→ **WORK INSTRUCTION**: Copy out each entry precisely; no image belongs in the result.

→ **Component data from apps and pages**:
=-=-=-=-=

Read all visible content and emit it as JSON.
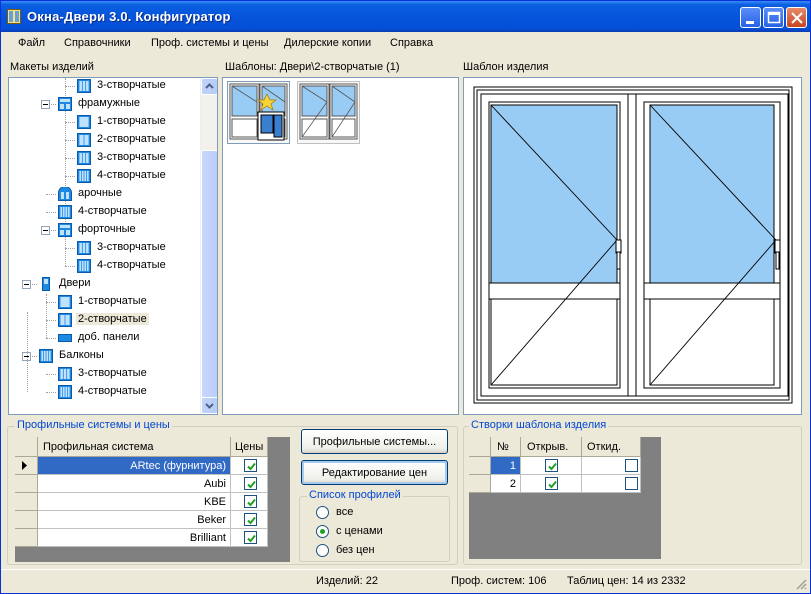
{
  "window": {
    "title": "Окна-Двери 3.0.  Конфигуратор"
  },
  "menu": [
    "Файл",
    "Справочники",
    "Проф. системы и цены",
    "Дилерские копии",
    "Справка"
  ],
  "panels": {
    "tree_title": "Макеты изделий",
    "templates_title": "Шаблоны: Двери\\2-створчатые (1)",
    "preview_title": "Шаблон изделия"
  },
  "tree": [
    {
      "label": "3-створчатые",
      "level": 2,
      "icon": "window-3-icon"
    },
    {
      "label": "фрамужные",
      "level": 1,
      "icon": "transom-window-icon",
      "expanded": true
    },
    {
      "label": "1-створчатые",
      "level": 2,
      "icon": "window-1-icon"
    },
    {
      "label": "2-створчатые",
      "level": 2,
      "icon": "window-2-icon"
    },
    {
      "label": "3-створчатые",
      "level": 2,
      "icon": "window-3-icon"
    },
    {
      "label": "4-створчатые",
      "level": 2,
      "icon": "window-4-icon"
    },
    {
      "label": "арочные",
      "level": 1,
      "icon": "arched-window-icon"
    },
    {
      "label": "4-створчатые",
      "level": 1,
      "icon": "window-4-icon"
    },
    {
      "label": "форточные",
      "level": 1,
      "icon": "vent-window-icon",
      "expanded": true
    },
    {
      "label": "3-створчатые",
      "level": 2,
      "icon": "window-3-icon"
    },
    {
      "label": "4-створчатые",
      "level": 2,
      "icon": "window-4-icon"
    },
    {
      "label": "Двери",
      "level": 0,
      "icon": "door-icon",
      "expanded": true
    },
    {
      "label": "1-створчатые",
      "level": 1,
      "icon": "door-1-icon"
    },
    {
      "label": "2-створчатые",
      "level": 1,
      "icon": "door-2-icon",
      "selected": true
    },
    {
      "label": "доб. панели",
      "level": 1,
      "icon": "panel-icon"
    },
    {
      "label": "Балконы",
      "level": 0,
      "icon": "balcony-icon",
      "expanded": true
    },
    {
      "label": "3-створчатые",
      "level": 1,
      "icon": "window-3-icon"
    },
    {
      "label": "4-створчатые",
      "level": 1,
      "icon": "window-4-icon"
    }
  ],
  "profiles": {
    "group_title": "Профильные системы и цены",
    "col_system": "Профильная система",
    "col_prices": "Цены",
    "rows": [
      {
        "name": "ARtec (фурнитура)",
        "prices": true,
        "selected": true
      },
      {
        "name": "Aubi",
        "prices": true
      },
      {
        "name": "KBE",
        "prices": true
      },
      {
        "name": "Beker",
        "prices": true
      },
      {
        "name": "Brilliant",
        "prices": true
      }
    ]
  },
  "buttons": {
    "profile_systems": "Профильные системы...",
    "edit_prices": "Редактирование цен"
  },
  "profile_list": {
    "title": "Список профилей",
    "options": [
      "все",
      "с ценами",
      "без цен"
    ],
    "selected_index": 1
  },
  "sashes": {
    "group_title": "Створки шаблона изделия",
    "col_num": "№",
    "col_open": "Открыв.",
    "col_tilt": "Откид.",
    "rows": [
      {
        "num": "1",
        "open": true,
        "tilt": false
      },
      {
        "num": "2",
        "open": true,
        "tilt": false
      }
    ]
  },
  "status": {
    "items": "Изделий: 22",
    "systems": "Проф. систем: 106",
    "tables": "Таблиц цен: 14 из 2332"
  },
  "colors": {
    "glass": "#99ccf5",
    "accent": "#0046d5",
    "selection": "#316ac5"
  }
}
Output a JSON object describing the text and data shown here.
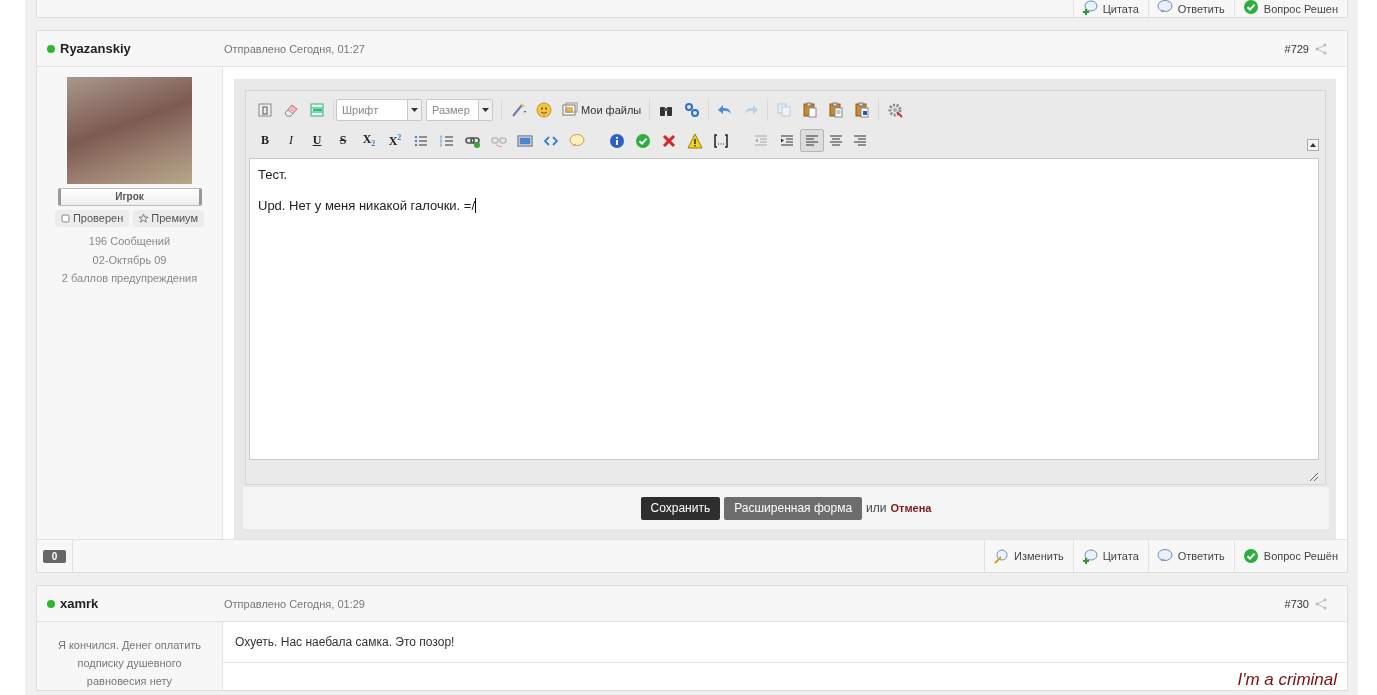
{
  "previous_post_actions": [
    {
      "kind": "quote",
      "label": "Цитата"
    },
    {
      "kind": "reply",
      "label": "Ответить"
    },
    {
      "kind": "solved",
      "label": "Вопрос Решен"
    }
  ],
  "editing_post": {
    "author": "Ryazanskiy",
    "online": true,
    "posted": "Отправлено Сегодня, 01:27",
    "number": "#729",
    "rank": "Игрок",
    "badges": [
      {
        "kind": "verified",
        "label": "Проверен"
      },
      {
        "kind": "premium",
        "label": "Премиум"
      }
    ],
    "stats": [
      "196 Сообщений",
      "02-Октябрь 09",
      "2 баллов предупреждения"
    ],
    "editor": {
      "font_placeholder": "Шрифт",
      "size_placeholder": "Размер",
      "files_label": "Мои файлы",
      "format_buttons": [
        {
          "kind": "bold",
          "label": "B"
        },
        {
          "kind": "italic",
          "label": "I"
        },
        {
          "kind": "underline",
          "label": "U"
        },
        {
          "kind": "strike",
          "label": "S"
        },
        {
          "kind": "subscript",
          "label": "X$_{2}$"
        },
        {
          "kind": "superscript",
          "label": "X$^{2}$"
        }
      ],
      "align_buttons": [
        {
          "kind": "left",
          "selected": true
        },
        {
          "kind": "center",
          "selected": false
        },
        {
          "kind": "right",
          "selected": false
        }
      ],
      "paragraphs": [
        "Тест.",
        "Upd. Нет у меня никакой галочки. =/"
      ],
      "save_label": "Сохранить",
      "full_form_label": "Расширенная форма",
      "or_text": "или",
      "cancel_label": "Отмена"
    },
    "reputation": "0",
    "actions": [
      {
        "kind": "edit",
        "label": "Изменить"
      },
      {
        "kind": "quote",
        "label": "Цитата"
      },
      {
        "kind": "reply",
        "label": "Ответить"
      },
      {
        "kind": "solved",
        "label": "Вопрос Решён"
      }
    ]
  },
  "next_post": {
    "author": "xamrk",
    "online": true,
    "posted": "Отправлено Сегодня, 01:29",
    "number": "#730",
    "status_text": "Я кончился. Денег оплатить подписку душевного равновесия нету",
    "message": "Охуеть. Нас наебала самка. Это позор!",
    "signature": "I'm a criminal"
  }
}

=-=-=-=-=

→ **OUTPUT OF THE TASK**:
Read all visible content and emit it as JSON.
{
  "window": {
    "title": "Окна-Двери 3.0.  Конфигуратор"
  },
  "menu": [
    "Файл",
    "Справочники",
    "Проф. системы и цены",
    "Дилерские копии",
    "Справка"
  ],
  "panels": {
    "tree_title": "Макеты изделий",
    "templates_title": "Шаблоны: Двери\\2-створчатые (1)",
    "preview_title": "Шаблон изделия"
  },
  "tree": [
    {
      "label": "3-створчатые",
      "level": 2,
      "icon": "window-3-icon"
    },
    {
      "label": "фрамужные",
      "level": 1,
      "icon": "transom-window-icon",
      "expanded": true
    },
    {
      "label": "1-створчатые",
      "level": 2,
      "icon": "window-1-icon"
    },
    {
      "label": "2-створчатые",
      "level": 2,
      "icon": "window-2-icon"
    },
    {
      "label": "3-створчатые",
      "level": 2,
      "icon": "window-3-icon"
    },
    {
      "label": "4-створчатые",
      "level": 2,
      "icon": "window-4-icon"
    },
    {
      "label": "арочные",
      "level": 1,
      "icon": "arched-window-icon"
    },
    {
      "label": "4-створчатые",
      "level": 1,
      "icon": "window-4-icon"
    },
    {
      "label": "форточные",
      "level": 1,
      "icon": "vent-window-icon",
      "expanded": true
    },
    {
      "label": "3-створчатые",
      "level": 2,
      "icon": "window-3-icon"
    },
    {
      "label": "4-створчатые",
      "level": 2,
      "icon": "window-4-icon"
    },
    {
      "label": "Двери",
      "level": 0,
      "icon": "door-icon",
      "expanded": true
    },
    {
      "label": "1-створчатые",
      "level": 1,
      "icon": "door-1-icon"
    },
    {
      "label": "2-створчатые",
      "level": 1,
      "icon": "door-2-icon",
      "selected": true
    },
    {
      "label": "доб. панели",
      "level": 1,
      "icon": "panel-icon"
    },
    {
      "label": "Балконы",
      "level": 0,
      "icon": "balcony-icon",
      "expanded": true
    },
    {
      "label": "3-створчатые",
      "level": 1,
      "icon": "window-3-icon"
    },
    {
      "label": "4-створчатые",
      "level": 1,
      "icon": "window-4-icon"
    }
  ],
  "profiles": {
    "group_title": "Профильные системы и цены",
    "col_system": "Профильная система",
    "col_prices": "Цены",
    "rows": [
      {
        "name": "ARtec (фурнитура)",
        "prices": true,
        "selected": true
      },
      {
        "name": "Aubi",
        "prices": true
      },
      {
        "name": "KBE",
        "prices": true
      },
      {
        "name": "Beker",
        "prices": true
      },
      {
        "name": "Brilliant",
        "prices": true
      }
    ]
  },
  "buttons": {
    "profile_systems": "Профильные системы...",
    "edit_prices": "Редактирование цен"
  },
  "profile_list": {
    "title": "Список профилей",
    "options": [
      "все",
      "с ценами",
      "без цен"
    ],
    "selected_index": 1
  },
  "sashes": {
    "group_title": "Створки шаблона изделия",
    "col_num": "№",
    "col_open": "Открыв.",
    "col_tilt": "Откид.",
    "rows": [
      {
        "num": "1",
        "open": true,
        "tilt": false
      },
      {
        "num": "2",
        "open": true,
        "tilt": false
      }
    ]
  },
  "status": {
    "items": "Изделий: 22",
    "systems": "Проф. систем: 106",
    "tables": "Таблиц цен: 14 из 2332"
  },
  "colors": {
    "glass": "#99ccf5",
    "accent": "#0046d5",
    "selection": "#316ac5"
  }
}
Output a JSON object describing the text and data shown here.
{
  "previous_post_actions": [
    {
      "kind": "quote",
      "label": "Цитата"
    },
    {
      "kind": "reply",
      "label": "Ответить"
    },
    {
      "kind": "solved",
      "label": "Вопрос Решен"
    }
  ],
  "editing_post": {
    "author": "Ryazanskiy",
    "online": true,
    "posted": "Отправлено Сегодня, 01:27",
    "number": "#729",
    "rank": "Игрок",
    "badges": [
      {
        "kind": "verified",
        "label": "Проверен"
      },
      {
        "kind": "premium",
        "label": "Премиум"
      }
    ],
    "stats": [
      "196 Сообщений",
      "02-Октябрь 09",
      "2 баллов предупреждения"
    ],
    "editor": {
      "font_placeholder": "Шрифт",
      "size_placeholder": "Размер",
      "files_label": "Мои файлы",
      "format_buttons": [
        {
          "kind": "bold",
          "label": "B"
        },
        {
          "kind": "italic",
          "label": "I"
        },
        {
          "kind": "underline",
          "label": "U"
        },
        {
          "kind": "strike",
          "label": "S"
        },
        {
          "kind": "subscript",
          "label": "X$_{2}$"
        },
        {
          "kind": "superscript",
          "label": "X$^{2}$"
        }
      ],
      "align_buttons": [
        {
          "kind": "left",
          "selected": true
        },
        {
          "kind": "center",
          "selected": false
        },
        {
          "kind": "right",
          "selected": false
        }
      ],
      "paragraphs": [
        "Тест.",
        "Upd. Нет у меня никакой галочки. =/"
      ],
      "save_label": "Сохранить",
      "full_form_label": "Расширенная форма",
      "or_text": "или",
      "cancel_label": "Отмена"
    },
    "reputation": "0",
    "actions": [
      {
        "kind": "edit",
        "label": "Изменить"
      },
      {
        "kind": "quote",
        "label": "Цитата"
      },
      {
        "kind": "reply",
        "label": "Ответить"
      },
      {
        "kind": "solved",
        "label": "Вопрос Решён"
      }
    ]
  },
  "next_post": {
    "author": "xamrk",
    "online": true,
    "posted": "Отправлено Сегодня, 01:29",
    "number": "#730",
    "status_text": "Я кончился. Денег оплатить подписку душевного равновесия нету",
    "message": "Охуеть. Нас наебала самка. Это позор!",
    "signature": "I'm a criminal"
  }
}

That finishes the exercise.